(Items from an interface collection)
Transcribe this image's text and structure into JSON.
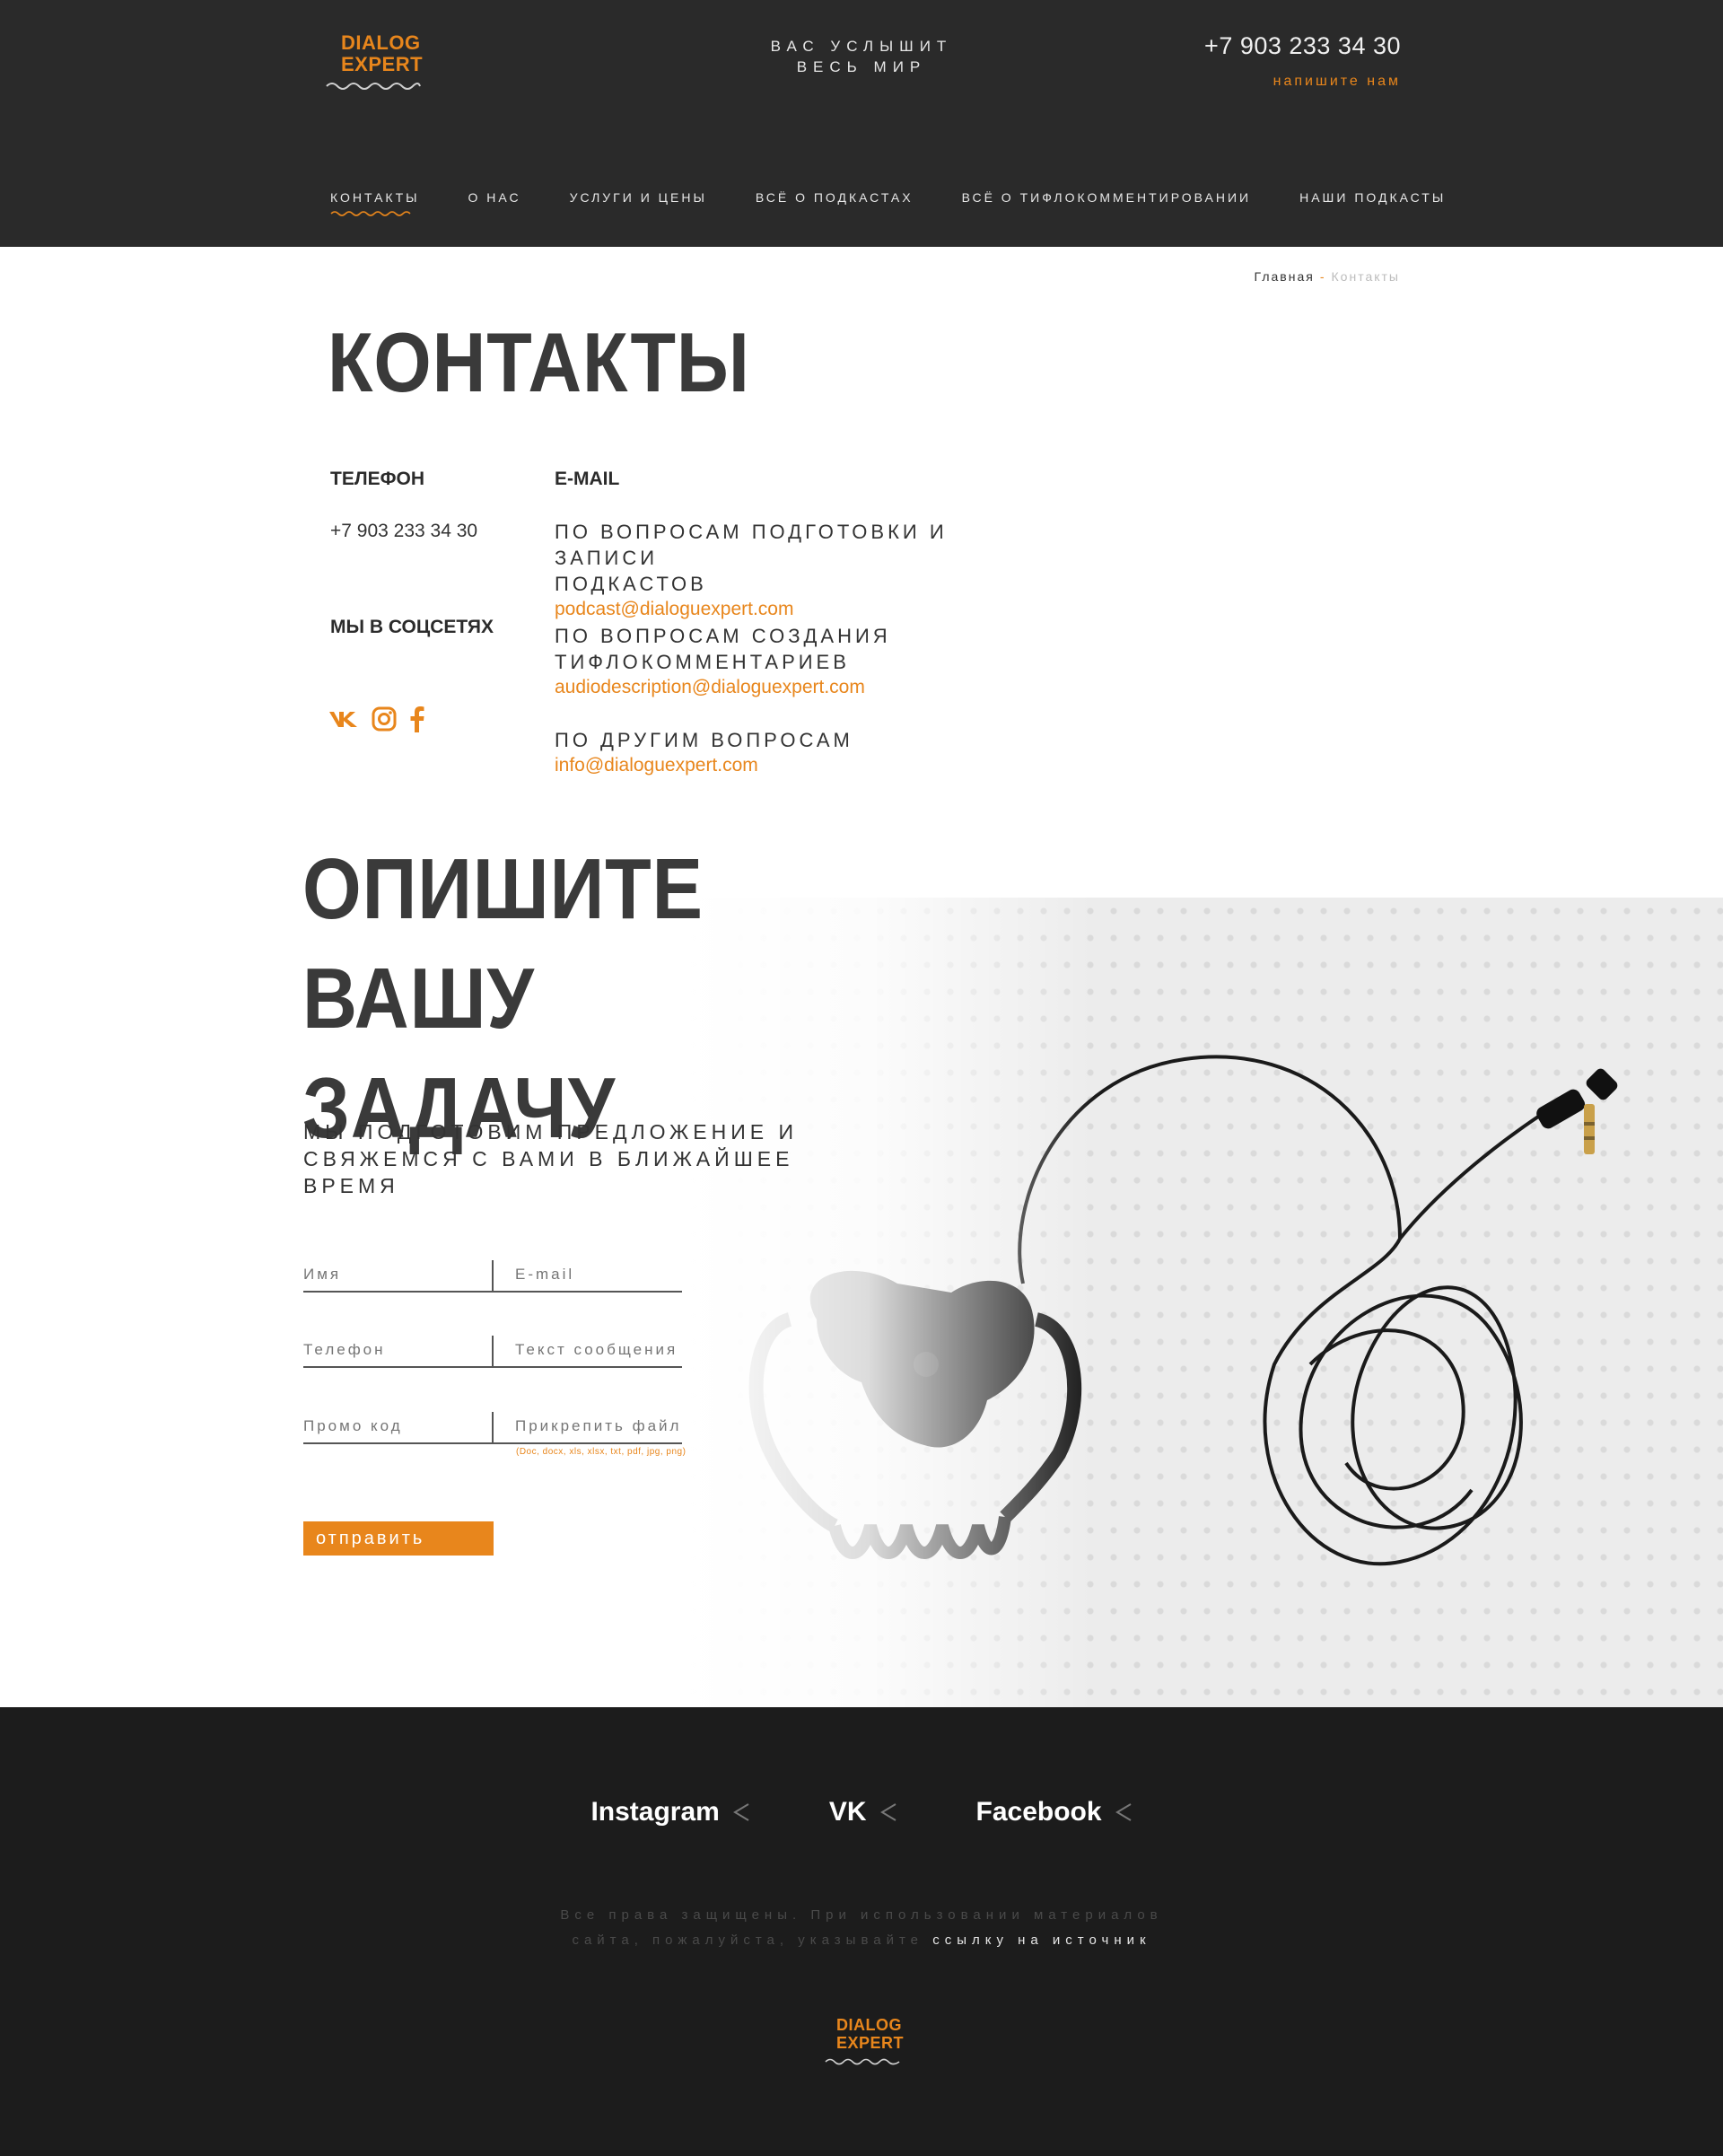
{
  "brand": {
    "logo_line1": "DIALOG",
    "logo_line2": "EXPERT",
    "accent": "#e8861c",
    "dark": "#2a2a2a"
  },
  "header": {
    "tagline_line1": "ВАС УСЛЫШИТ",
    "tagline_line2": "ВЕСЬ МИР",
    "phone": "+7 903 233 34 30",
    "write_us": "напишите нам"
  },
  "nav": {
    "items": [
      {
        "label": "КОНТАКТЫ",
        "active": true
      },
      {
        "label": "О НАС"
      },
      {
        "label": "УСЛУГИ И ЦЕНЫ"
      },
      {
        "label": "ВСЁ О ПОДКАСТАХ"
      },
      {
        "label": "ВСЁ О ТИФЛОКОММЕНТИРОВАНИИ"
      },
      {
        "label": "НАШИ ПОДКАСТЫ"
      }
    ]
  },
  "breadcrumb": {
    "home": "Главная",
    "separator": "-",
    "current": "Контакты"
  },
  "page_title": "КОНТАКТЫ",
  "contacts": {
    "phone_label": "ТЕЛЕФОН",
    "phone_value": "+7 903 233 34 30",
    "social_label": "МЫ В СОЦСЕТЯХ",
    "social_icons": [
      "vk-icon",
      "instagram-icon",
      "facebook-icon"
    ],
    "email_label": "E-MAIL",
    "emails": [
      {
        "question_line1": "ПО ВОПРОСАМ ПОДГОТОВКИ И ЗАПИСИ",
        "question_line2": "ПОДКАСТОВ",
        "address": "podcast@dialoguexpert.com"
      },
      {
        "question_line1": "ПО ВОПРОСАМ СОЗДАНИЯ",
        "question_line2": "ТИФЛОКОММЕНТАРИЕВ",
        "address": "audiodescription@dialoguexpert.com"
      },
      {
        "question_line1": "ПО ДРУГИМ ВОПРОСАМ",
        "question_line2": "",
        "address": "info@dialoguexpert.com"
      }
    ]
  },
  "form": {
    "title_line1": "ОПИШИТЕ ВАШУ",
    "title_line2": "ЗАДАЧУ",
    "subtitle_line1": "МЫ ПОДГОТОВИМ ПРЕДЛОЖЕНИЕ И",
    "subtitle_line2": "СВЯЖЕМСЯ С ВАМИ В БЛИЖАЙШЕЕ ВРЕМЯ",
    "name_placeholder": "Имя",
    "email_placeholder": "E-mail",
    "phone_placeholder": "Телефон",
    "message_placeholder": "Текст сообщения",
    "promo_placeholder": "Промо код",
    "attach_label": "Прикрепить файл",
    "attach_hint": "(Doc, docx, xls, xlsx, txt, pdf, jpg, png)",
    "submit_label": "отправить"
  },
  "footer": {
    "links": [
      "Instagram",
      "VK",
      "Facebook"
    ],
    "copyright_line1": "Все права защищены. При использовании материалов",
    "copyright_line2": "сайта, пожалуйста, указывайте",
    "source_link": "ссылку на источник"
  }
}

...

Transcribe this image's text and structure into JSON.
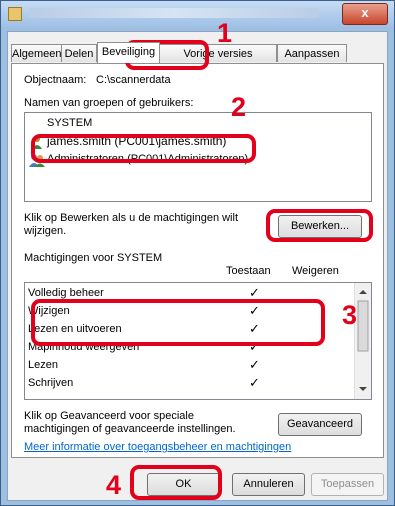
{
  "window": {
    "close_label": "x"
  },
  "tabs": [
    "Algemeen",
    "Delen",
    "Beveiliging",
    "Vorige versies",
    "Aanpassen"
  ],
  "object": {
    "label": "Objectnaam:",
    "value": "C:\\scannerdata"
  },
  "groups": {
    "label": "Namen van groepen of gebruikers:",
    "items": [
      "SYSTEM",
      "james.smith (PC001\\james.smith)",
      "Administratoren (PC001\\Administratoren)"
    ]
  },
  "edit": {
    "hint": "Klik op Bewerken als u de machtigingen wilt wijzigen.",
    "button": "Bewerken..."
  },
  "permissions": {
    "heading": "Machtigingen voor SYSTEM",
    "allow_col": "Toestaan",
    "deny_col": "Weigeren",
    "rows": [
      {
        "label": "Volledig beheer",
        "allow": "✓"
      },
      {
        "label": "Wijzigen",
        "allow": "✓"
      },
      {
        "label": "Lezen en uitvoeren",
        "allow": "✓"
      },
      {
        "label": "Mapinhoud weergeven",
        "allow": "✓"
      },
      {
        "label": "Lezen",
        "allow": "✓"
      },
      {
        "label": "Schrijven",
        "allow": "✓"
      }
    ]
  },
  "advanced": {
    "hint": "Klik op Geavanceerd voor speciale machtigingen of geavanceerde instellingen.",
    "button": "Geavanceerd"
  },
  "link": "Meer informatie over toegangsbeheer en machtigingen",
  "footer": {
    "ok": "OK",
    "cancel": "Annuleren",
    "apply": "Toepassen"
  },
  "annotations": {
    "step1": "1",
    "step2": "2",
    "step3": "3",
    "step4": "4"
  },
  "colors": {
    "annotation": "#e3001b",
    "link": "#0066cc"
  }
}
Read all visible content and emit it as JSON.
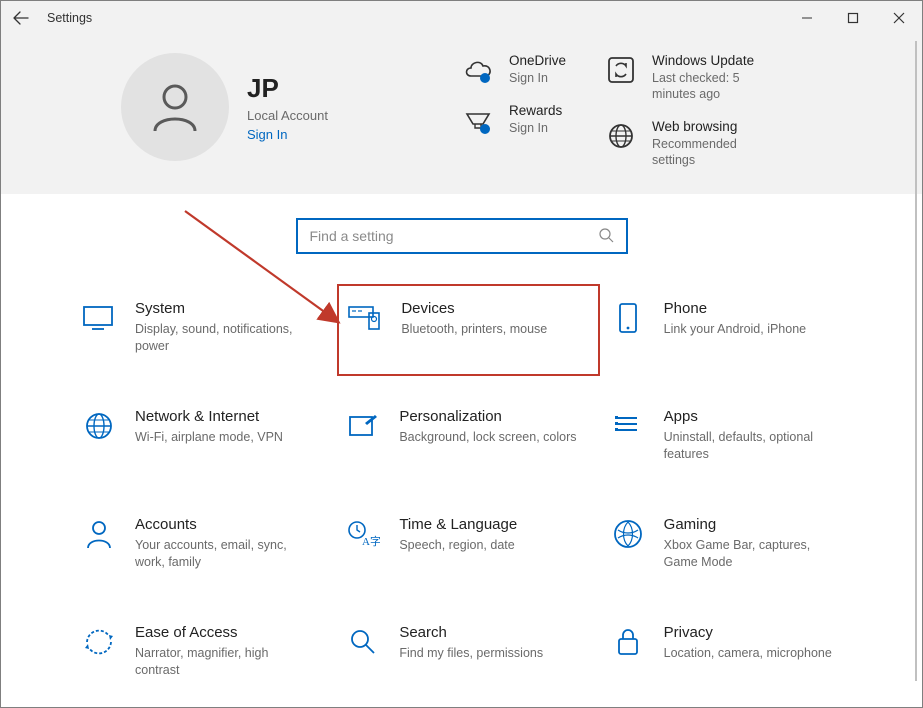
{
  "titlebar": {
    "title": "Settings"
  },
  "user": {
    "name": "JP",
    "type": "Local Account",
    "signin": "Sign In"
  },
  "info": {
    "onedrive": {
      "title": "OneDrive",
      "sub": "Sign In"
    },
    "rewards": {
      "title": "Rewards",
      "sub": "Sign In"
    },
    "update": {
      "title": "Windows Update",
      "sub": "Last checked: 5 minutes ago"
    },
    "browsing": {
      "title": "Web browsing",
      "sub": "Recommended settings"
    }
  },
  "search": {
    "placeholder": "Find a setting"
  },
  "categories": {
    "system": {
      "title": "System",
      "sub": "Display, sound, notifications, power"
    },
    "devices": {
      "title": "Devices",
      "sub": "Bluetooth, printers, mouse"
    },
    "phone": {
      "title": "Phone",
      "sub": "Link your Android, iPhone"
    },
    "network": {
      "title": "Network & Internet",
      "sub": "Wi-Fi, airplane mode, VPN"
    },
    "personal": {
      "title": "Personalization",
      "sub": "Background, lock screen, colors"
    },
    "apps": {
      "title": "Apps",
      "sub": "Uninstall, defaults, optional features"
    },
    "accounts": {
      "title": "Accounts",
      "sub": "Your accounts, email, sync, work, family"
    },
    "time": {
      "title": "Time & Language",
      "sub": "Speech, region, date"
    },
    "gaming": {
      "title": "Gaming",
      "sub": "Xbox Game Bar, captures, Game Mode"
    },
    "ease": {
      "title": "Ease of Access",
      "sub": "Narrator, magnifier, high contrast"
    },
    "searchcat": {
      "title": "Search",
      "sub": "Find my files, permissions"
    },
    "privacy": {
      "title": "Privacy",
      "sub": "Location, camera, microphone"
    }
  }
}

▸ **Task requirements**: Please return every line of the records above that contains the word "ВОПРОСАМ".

▸ **Output**:
        "question_line1": "ПО ВОПРОСАМ ПОДГОТОВКИ И ЗАПИСИ",
        "question_line1": "ПО ВОПРОСАМ СОЗДАНИЯ",
        "question_line1": "ПО ДРУГИМ ВОПРОСАМ",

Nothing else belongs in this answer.